This view looks toward Saturn from about 31 degrees above the ring plane. The image was taken with the Cassini spacecraft wide-angle camera on Jan. 22, 2017 using a spectral filter which preferentially admits wavelengths of near-infrared light centered at 939 nanometers.

The view was obtained at a distance of approximately 560,000 miles (900,000 kilometers) from Saturn. Image scale is 33 miles (54 kilometers) per pixel.

Image: NASA/JPL-Caltech/Space Science Institute

Crossing “The Big Empty”

The image above (as always thanks to NASA/JPL-Caltech/Space Science Institute) was taken on 29 April 2017 and has very minimal processing.

Later today (at 19:38 UTC) the Cassini spacecraft will make its second crossing in the gap between the rings of Saturn and the planet itself.

During the first crossing the spacecraft was oriented so the four-meter wide antenna was leading the way through the gap so it could act as a shield protecting instruments on the spacecraft. Not so long ago only few could imagine flying through that 2,000 km wide gap and nobody knew what they would find.  Will this dive be the same?  We will know tomorrow.

NASA — Cassini’s Radio and Plasma Wave Science (RPWS) instrument was one of two science instruments with sensors that poke out from the protective shield of the antenna (the other being Cassini’s magnetometer). RPWS detected the hits of hundreds of ring particles per second when it crossed the ring plane just outside of Saturn’s main rings, but only detected a few pings on April 26.

When RPWS data are converted to an audio format, dust particles hitting the instrument’s antennas sound like pops and cracks, covering up the usual whistles and squeaks of waves in the charged particle environment that the instrument is designed to detect. The RPWS team expected to hear a lot of pops and cracks on crossing the ring plane inside the gap, but instead, the whistles and squeaks came through surprisingly clearly on April 26.

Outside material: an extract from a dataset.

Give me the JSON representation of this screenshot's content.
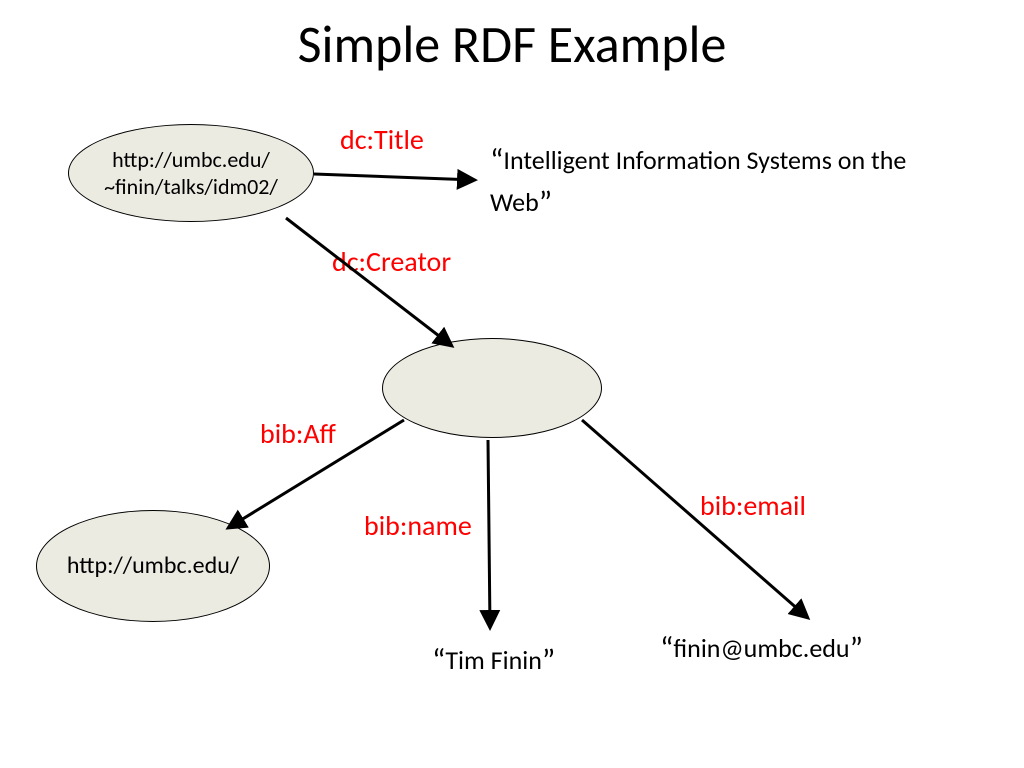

“The region between the rings and Saturn is ‘the big empty,’ apparently,” said Cassini Project Manager Earl Maize of NASA’s Jet Propulsion Laboratory in Pasadena, California. “Cassini will stay the course, while the scientists work on the mystery of why the dust level is much lower than expected.”

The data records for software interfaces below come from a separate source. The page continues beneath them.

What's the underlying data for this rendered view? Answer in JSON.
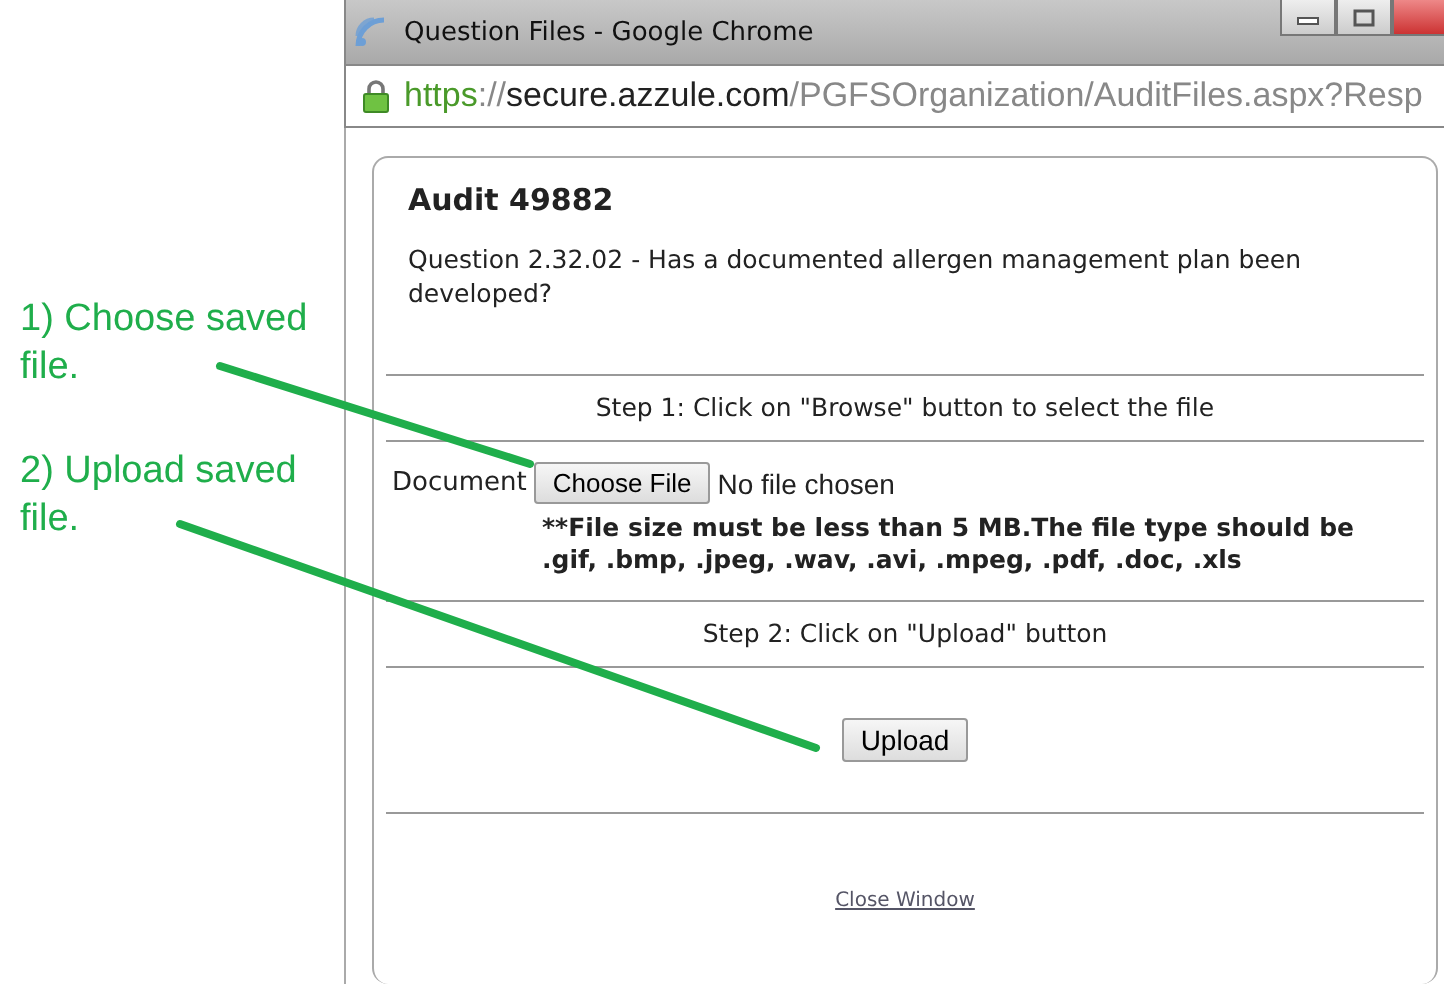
{
  "annotations": [
    {
      "text": "1) Choose saved file."
    },
    {
      "text": "2) Upload saved file."
    }
  ],
  "window": {
    "title": "Question Files - Google Chrome"
  },
  "address_bar": {
    "scheme": "https",
    "separator": "://",
    "host": "secure.azzule.com",
    "path": "/PGFSOrganization/AuditFiles.aspx?Resp"
  },
  "panel": {
    "title": "Audit 49882",
    "question": "Question 2.32.02 - Has a documented allergen management plan been developed?",
    "step1": "Step 1: Click on \"Browse\" button to select the file",
    "document_label": "Document",
    "choose_button": "Choose File",
    "file_status": "No file chosen",
    "note": "**File size must be less than 5 MB.The file type should be .gif, .bmp, .jpeg, .wav, .avi, .mpeg, .pdf, .doc, .xls",
    "step2": "Step 2: Click on \"Upload\" button",
    "upload_button": "Upload",
    "close_link": "Close Window"
  }
}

“It was a bit disorienting — we weren’t hearing what we expected to hear,” said William Kurth, RPWS team lead at the University of Iowa, Iowa City. “I’ve listened to our data from the first dive several times and I can probably count on my hands the number of dust particle impacts I hear.”

The team’s analysis suggests Cassini only encountered a few particles as it crossed the gap — none larger than those in smoke (about 1 micron across).